• WHAT THIS TASK INVOLVES: All records that follow are to be copied exactly, with images omitted.

═══ SOURCE INFORMATION ═══

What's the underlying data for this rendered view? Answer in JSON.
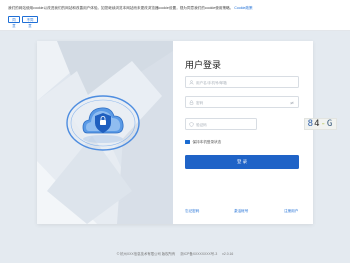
{
  "cookie": {
    "text": "我们的网站使用cookie以改进我们的网站和改善用户体验。如您继续浏览本网站而未更改浏览器cookie设置，视为同意我们的cookie使用策略。",
    "policy_link": "Cookie政策",
    "accept_label": "同 意",
    "reject_label": "不同意"
  },
  "login": {
    "title": "用户登录",
    "username_placeholder": "用户名/手机号/邮箱",
    "password_placeholder": "密码",
    "captcha_placeholder": "验证码",
    "captcha_chars": [
      "8",
      "4",
      "-",
      "G"
    ],
    "remember_label": "保持本机登录状态",
    "submit_label": "登 录",
    "links": {
      "forgot": "忘记密码",
      "activate": "激活帐号",
      "register": "注册用户"
    }
  },
  "footer": {
    "copyright": "© 杭州XXX信息技术有限公司 版权所有",
    "icp": "浙ICP备XXXXXXXX号-3",
    "version": "v2.0.16"
  },
  "colors": {
    "primary": "#1f63c7",
    "link": "#1f6fd6",
    "background": "#e4eaf0"
  }
}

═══

• TASK OUTPUT:
What's the underlying data for this rendered view? Answer in JSON.
{
  "cookie": {
    "text": "我们的网站使用cookie以改进我们的网站和改善用户体验。如您继续浏览本网站而未更改浏览器cookie设置，视为同意我们的cookie使用策略。",
    "policy_link": "Cookie政策",
    "accept_label": "同 意",
    "reject_label": "不同意"
  },
  "login": {
    "title": "用户登录",
    "username_placeholder": "用户名/手机号/邮箱",
    "password_placeholder": "密码",
    "captcha_placeholder": "验证码",
    "captcha_chars": [
      "8",
      "4",
      "-",
      "G"
    ],
    "remember_label": "保持本机登录状态",
    "submit_label": "登 录",
    "links": {
      "forgot": "忘记密码",
      "activate": "激活帐号",
      "register": "注册用户"
    }
  },
  "footer": {
    "copyright": "© 杭州XXX信息技术有限公司 版权所有",
    "icp": "浙ICP备XXXXXXXX号-3",
    "version": "v2.0.16"
  },
  "colors": {
    "primary": "#1f63c7",
    "link": "#1f6fd6",
    "background": "#e4eaf0"
  }
}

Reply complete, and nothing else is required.